Adding Google Calendar to desktop (Ubuntu 14.04.3)

conky
What an idea Sirji!

Linux is meant to make you productive. And keeping track of your calendar might be the best way to do that.

This short blog post will summarise the procedure that I applied while adding Google Calendar screen to my desktop. Surprisingly, its very easy to do so.

 

Step 1: Get conky!

Install conky using your distro’s repos. In Ubuntu, this can be done by:

sudo apt-get install conky conky-all

 

Step 2: Install the calendar backend.

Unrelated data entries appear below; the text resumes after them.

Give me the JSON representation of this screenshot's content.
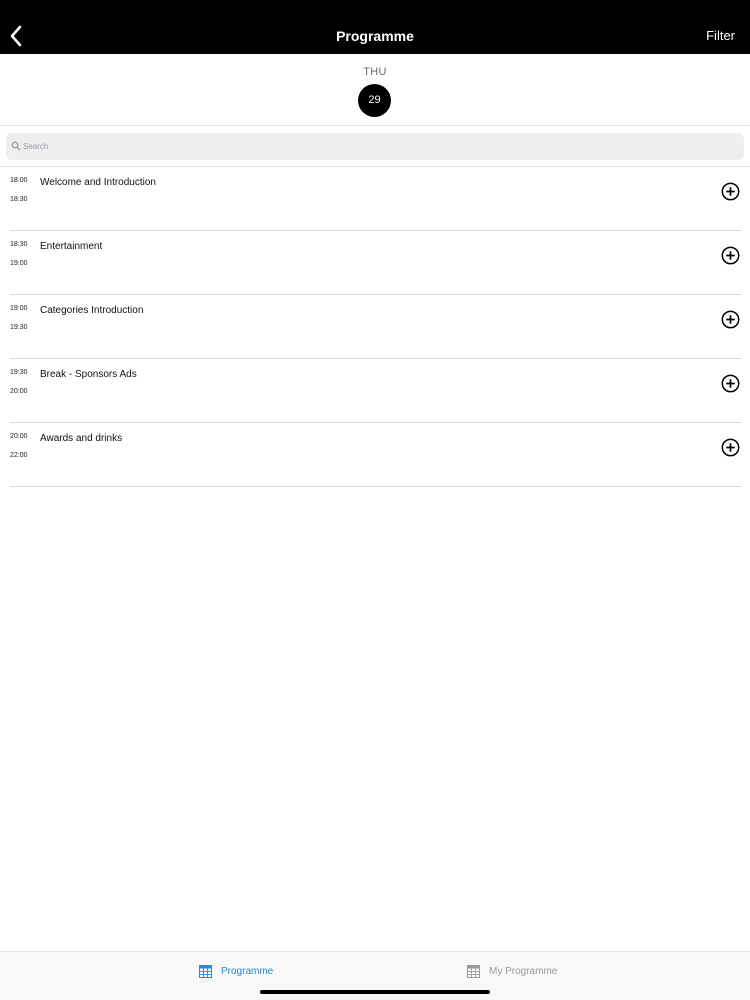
{
  "navbar": {
    "title": "Programme",
    "filter_label": "Filter",
    "back_icon": "chevron-left-icon",
    "background": "#000000"
  },
  "date_strip": {
    "day_name": "THU",
    "day_number": "29"
  },
  "search": {
    "placeholder": "Search",
    "value": "",
    "icon": "search-icon"
  },
  "sessions": [
    {
      "start": "18:00",
      "end": "18:30",
      "title": "Welcome and Introduction"
    },
    {
      "start": "18:30",
      "end": "19:00",
      "title": "Entertainment"
    },
    {
      "start": "19:00",
      "end": "19:30",
      "title": "Categories Introduction"
    },
    {
      "start": "19:30",
      "end": "20:00",
      "title": "Break - Sponsors Ads"
    },
    {
      "start": "20:00",
      "end": "22:00",
      "title": "Awards and drinks"
    }
  ],
  "tabbar": {
    "tabs": [
      {
        "label": "Programme",
        "icon": "calendar-icon",
        "active": true
      },
      {
        "label": "My Programme",
        "icon": "calendar-icon",
        "active": false
      }
    ],
    "active_color": "#2f88d8",
    "inactive_color": "#9a9a9a"
  }
}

We need to use a python utility known as gcalcli, and its dependencies.

sudo apt-get install python-pip python-dateutil python-gflags
pip install –upgrade gcalcli googleapipythonclient vobject parsedatetime

 

Step 3: Authenticate gcalcli

You need to allow gcalcli to pull your calendar automatically. For this, you can run the command:

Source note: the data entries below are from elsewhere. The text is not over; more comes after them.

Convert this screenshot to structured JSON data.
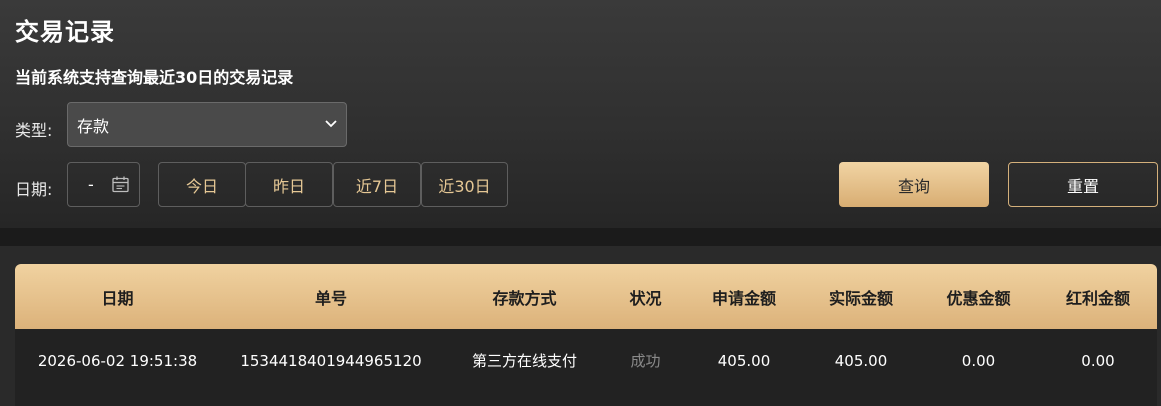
{
  "page": {
    "title": "交易记录",
    "subtitle": "当前系统支持查询最近30日的交易记录"
  },
  "filters": {
    "type_label": "类型:",
    "type_value": "存款",
    "date_label": "日期:",
    "date_separator": "-",
    "quick_ranges": [
      "今日",
      "昨日",
      "近7日",
      "近30日"
    ],
    "query_label": "查询",
    "reset_label": "重置"
  },
  "icons": {
    "select_arrow": "chevron-down-icon",
    "date_picker": "calendar-icon"
  },
  "colors": {
    "accent_gold": "#dcb27a",
    "accent_gold_light": "#f0d2a0",
    "quick_text": "#e6c895",
    "status_muted": "#8a8a8a"
  },
  "table": {
    "headers": [
      "日期",
      "单号",
      "存款方式",
      "状况",
      "申请金额",
      "实际金额",
      "优惠金额",
      "红利金额"
    ],
    "rows": [
      [
        "2026-06-02 19:51:38",
        "1534418401944965120",
        "第三方在线支付",
        "成功",
        "405.00",
        "405.00",
        "0.00",
        "0.00"
      ]
    ]
  }
}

gcalcli list

This will open in a web browser. Grant gcalcli all the privileges it seeks.

 

Step 4: Add the output configuration file

We need the output of gcalcli in conky-friendly format. Copy this file as in your .config folder.

 

Step 5: Edit conky settings

Now, we just need to setup our conky window and let it know which commands to run. Here’s my config file. Just add it to your Home (~/) folder.

You can edit it as per your requirement using the documentation.

 

Step 6: Add conky to startup programs.

You don’t want to start it up manually each time you login, do you?

Just add conky in the startup applications. (Alt key -> Startup applications)

 

That’s it! Logout and login to see your new desktop 🙂

Known Issues:

The calendar window is superimposed over active windows

For this, I suggest adding this line to the ~/.config/autostart/conky.desktop file

X-GNOME-Autostart-Delay=10

 

Edits and suggestions are welcome.

 

Qualcomm Wifi driver issues (Acer Aspire E5-573)

(Edited)UPDATE – Works on Ubuntu 14.04.3 and upwards.

So I struggled with finding a decent wifi driver for my Acer Aspire E-573 on Ubuntu Mate 15.10 (kernel version 4.2.0), whose particulars are as follows:

03:00.0 Network controller: Qualcomm Atheros Device 0042 (rev 30)
Subsystem: Lite-On Communications Inc Device 0806

But unfortunately, until now, I was making do with dirty hacks such as these. Needless to say, stability was needed.

But thanks to my tinkering with a parallel Arch installation on the same machine, I stumbled upon this – Qualcomm-Atheros-QCA9377-Wifi-Linux.

The README is enough to guide you through.

Thank god for Arch forums!